SolarWinds MSP’s new fiscal year starts on January 1, 2017. Pagliuca’s game plan will remain consistent. He’ll take the best of the former N-able and LogicNow offerings, enhance them, and blend them into green (i.e., money producing) opportunities for SolarWinds MSP and the company’s partner ecosystem. “N-central 11 is the perfect balance of that approach,” he says, pointing to the RMM and integrated BDR capabilities.

Over time, MSPs will notice that the screens, filters and naming mechanisms are the same across each of the SolarWinds MSP products. That, in turn, means it’s easier to get an MSP’s tech support team up to speed on the complete offerings.

The company also is working on anti-ransomware tools, along with service desk/help desk enhancements, and new risk intelligence capabilities. “The roadmap is pretty chock full,” he says. “It’s the most challenging roadmap we’ve ever had in terms of what we’re developing, but we have the resources and the funding to go deliver on it.”

On the sales side of the house, SolarWinds MSP is about 60- to 90-days ahead of schedule in terms of coordinating the N-able and LogicNow sales initiatives. Everyone, he says, is aligned behind the company’s MSP software vision. And the sales teams have been working collaboratively since October 2016. Pagliuca credits seasoned sales leaders like JP Jauvin and Mike Cullen for the smooth execution so far.

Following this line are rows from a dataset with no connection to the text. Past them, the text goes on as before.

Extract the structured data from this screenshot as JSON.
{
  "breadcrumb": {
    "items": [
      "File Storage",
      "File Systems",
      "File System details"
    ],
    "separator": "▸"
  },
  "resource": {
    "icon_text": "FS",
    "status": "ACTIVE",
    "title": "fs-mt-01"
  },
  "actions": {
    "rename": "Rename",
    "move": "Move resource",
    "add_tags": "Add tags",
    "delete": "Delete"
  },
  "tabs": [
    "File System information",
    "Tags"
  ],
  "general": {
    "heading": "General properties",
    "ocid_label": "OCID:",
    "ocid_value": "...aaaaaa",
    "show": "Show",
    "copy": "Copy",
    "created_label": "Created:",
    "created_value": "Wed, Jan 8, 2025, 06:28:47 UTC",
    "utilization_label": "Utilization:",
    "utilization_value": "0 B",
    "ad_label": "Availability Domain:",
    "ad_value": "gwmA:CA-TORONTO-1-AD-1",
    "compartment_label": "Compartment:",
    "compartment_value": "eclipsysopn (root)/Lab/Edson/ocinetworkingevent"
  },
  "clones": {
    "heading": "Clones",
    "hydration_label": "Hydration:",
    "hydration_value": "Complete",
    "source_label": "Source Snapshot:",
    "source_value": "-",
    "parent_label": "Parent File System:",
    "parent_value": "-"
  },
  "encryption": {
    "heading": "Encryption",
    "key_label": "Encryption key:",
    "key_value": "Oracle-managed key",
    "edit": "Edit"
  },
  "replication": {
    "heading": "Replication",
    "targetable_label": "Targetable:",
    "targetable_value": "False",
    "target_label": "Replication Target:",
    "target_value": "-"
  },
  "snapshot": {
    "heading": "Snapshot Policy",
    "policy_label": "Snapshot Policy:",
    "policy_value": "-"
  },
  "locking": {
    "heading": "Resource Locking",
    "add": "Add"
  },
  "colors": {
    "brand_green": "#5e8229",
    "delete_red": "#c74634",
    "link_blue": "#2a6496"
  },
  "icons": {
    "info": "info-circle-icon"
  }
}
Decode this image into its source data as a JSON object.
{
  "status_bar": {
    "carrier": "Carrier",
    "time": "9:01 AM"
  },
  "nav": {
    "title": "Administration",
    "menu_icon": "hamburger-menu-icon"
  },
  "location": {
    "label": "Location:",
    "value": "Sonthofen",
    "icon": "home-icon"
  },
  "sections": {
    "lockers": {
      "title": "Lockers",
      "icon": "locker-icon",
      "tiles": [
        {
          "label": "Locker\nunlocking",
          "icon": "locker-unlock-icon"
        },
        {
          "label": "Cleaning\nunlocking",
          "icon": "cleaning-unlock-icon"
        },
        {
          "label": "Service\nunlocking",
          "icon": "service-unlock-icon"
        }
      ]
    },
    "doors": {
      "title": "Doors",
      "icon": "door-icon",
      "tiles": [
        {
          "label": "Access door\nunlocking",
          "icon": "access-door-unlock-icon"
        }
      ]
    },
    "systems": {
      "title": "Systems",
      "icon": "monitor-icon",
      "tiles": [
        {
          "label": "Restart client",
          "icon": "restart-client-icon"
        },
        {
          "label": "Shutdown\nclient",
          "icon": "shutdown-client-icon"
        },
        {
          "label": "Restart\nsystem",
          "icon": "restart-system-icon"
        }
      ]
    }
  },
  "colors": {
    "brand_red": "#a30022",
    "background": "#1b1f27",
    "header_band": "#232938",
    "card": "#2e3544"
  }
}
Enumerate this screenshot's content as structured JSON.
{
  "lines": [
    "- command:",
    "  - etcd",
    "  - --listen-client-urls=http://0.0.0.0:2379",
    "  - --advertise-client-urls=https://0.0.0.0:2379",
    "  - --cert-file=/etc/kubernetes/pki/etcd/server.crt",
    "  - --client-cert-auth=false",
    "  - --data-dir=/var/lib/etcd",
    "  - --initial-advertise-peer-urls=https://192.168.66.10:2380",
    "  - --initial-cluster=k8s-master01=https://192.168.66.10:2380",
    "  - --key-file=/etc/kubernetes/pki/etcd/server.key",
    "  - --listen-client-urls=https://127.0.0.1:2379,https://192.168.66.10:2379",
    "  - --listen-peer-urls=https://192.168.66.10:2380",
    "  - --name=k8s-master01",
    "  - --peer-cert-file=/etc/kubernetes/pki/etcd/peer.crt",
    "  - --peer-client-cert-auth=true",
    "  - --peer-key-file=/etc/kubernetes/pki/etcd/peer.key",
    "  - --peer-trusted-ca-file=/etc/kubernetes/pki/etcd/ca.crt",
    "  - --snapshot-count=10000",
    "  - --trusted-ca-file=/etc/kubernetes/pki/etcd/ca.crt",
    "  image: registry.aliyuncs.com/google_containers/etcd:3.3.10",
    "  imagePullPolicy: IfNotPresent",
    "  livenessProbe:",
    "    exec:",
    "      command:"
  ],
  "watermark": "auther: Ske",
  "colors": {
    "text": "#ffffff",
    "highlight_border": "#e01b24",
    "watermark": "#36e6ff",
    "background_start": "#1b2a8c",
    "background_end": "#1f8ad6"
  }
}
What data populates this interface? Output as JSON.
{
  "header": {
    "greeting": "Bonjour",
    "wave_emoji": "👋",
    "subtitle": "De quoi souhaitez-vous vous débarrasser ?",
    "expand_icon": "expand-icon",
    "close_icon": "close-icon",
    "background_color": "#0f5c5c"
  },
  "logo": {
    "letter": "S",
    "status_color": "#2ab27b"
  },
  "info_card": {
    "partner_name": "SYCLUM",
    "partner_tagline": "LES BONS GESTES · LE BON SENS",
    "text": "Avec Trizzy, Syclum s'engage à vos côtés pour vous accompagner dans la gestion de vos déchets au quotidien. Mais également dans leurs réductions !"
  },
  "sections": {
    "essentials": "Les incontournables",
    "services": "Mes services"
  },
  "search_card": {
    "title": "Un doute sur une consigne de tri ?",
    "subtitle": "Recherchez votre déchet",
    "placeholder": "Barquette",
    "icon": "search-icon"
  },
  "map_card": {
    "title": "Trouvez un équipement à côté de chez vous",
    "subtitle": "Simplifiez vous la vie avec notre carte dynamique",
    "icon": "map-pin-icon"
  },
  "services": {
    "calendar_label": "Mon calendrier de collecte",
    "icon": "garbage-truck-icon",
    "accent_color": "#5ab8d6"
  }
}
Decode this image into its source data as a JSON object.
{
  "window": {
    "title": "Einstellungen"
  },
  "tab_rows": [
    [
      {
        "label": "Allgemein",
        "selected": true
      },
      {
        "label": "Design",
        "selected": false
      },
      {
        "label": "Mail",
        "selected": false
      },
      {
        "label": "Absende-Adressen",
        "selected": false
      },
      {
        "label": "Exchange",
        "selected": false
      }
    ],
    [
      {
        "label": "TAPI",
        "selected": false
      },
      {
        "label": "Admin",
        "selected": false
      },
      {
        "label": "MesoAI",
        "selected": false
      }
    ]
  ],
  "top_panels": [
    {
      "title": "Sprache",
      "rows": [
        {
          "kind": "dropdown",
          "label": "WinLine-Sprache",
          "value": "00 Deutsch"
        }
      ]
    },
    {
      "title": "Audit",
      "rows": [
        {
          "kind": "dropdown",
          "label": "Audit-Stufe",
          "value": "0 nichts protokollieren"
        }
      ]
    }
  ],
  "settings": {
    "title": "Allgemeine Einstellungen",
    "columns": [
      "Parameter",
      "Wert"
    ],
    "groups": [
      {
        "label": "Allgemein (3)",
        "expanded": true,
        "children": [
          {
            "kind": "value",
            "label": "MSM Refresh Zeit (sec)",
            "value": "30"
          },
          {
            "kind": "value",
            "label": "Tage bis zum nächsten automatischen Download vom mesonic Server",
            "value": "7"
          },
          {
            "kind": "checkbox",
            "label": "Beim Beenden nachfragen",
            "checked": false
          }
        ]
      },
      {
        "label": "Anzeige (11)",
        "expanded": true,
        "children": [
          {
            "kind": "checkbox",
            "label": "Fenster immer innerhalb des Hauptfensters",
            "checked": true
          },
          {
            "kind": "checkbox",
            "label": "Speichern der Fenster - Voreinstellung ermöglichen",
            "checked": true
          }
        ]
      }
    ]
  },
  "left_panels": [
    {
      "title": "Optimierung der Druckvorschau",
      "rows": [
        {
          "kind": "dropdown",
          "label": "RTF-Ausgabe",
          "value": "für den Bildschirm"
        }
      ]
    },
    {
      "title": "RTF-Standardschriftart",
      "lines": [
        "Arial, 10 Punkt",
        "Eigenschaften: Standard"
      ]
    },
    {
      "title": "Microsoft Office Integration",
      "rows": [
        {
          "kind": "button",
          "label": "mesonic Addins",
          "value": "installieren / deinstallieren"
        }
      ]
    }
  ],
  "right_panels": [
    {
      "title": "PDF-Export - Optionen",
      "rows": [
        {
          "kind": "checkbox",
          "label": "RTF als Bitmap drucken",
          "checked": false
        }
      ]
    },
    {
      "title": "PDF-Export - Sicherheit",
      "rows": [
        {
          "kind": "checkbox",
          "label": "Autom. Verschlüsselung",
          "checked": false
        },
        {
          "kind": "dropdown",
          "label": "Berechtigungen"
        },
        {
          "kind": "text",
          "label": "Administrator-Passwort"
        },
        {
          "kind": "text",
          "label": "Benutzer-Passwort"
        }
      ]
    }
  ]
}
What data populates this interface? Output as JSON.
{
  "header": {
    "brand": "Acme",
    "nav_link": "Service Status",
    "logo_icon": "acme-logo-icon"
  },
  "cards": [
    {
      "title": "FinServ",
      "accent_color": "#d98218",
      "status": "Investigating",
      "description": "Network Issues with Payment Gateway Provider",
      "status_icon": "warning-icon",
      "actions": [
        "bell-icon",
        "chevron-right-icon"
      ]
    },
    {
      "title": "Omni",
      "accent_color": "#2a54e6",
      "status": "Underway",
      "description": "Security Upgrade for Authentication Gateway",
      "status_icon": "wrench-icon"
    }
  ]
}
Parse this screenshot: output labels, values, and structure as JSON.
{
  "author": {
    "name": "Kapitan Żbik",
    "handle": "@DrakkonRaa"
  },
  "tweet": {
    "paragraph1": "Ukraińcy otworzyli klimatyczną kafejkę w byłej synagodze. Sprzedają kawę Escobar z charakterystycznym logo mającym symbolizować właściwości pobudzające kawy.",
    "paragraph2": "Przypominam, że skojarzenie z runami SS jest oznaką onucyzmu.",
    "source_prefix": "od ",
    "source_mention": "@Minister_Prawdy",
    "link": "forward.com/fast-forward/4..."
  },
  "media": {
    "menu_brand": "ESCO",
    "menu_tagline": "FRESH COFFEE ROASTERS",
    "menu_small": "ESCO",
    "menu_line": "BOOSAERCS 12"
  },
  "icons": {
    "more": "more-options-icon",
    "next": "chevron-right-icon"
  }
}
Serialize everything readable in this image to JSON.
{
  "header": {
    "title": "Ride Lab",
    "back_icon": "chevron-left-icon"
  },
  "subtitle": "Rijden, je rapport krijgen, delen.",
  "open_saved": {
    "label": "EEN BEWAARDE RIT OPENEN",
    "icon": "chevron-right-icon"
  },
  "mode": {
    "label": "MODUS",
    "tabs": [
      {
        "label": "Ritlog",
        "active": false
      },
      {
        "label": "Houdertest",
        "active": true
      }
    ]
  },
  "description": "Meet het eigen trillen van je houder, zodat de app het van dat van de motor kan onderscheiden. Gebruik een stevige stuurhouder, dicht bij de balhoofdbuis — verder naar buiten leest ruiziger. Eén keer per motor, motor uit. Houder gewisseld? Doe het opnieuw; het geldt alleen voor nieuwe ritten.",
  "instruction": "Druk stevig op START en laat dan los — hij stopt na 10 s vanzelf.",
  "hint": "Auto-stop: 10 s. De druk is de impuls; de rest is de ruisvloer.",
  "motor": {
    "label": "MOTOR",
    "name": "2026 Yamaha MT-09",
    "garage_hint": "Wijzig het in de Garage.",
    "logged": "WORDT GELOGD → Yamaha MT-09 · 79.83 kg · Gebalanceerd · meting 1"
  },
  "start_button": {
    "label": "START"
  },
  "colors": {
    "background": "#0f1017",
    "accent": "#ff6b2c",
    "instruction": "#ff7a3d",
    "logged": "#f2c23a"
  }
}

MSP Software: Upstarts, Alternatives

Poke around and it sounds like November was one of the strongest months ever for SolarWinds’ overall MSP business. But the competitive threats aren’t limited to large companies.

The modern MSP software market also includes a range of cloud- and mobile centric upstarts. Anecdotal evidence suggests newcomers and disrupters like Atera, Auvik Networks, NinjaMSP and Pulseway (among others) have gained momentum with MSPs.

Also, SolarWinds and its four closest rivals (Autotask, Continuum, ConnectWise, Kaseya) face coopetition (competition and cooperation) from a range of security- and storage-centric companies — where names like Barracuda Networks, Carbonite and Datto come to mind.

Still, the overall MSP market remains in growth mode. And so far, SolarWinds MSP sounds like it’s executing on the recent LogicNow buyout.

Return Home

No Comments

Leave a Reply

Your email address will not be published. Required fields are marked *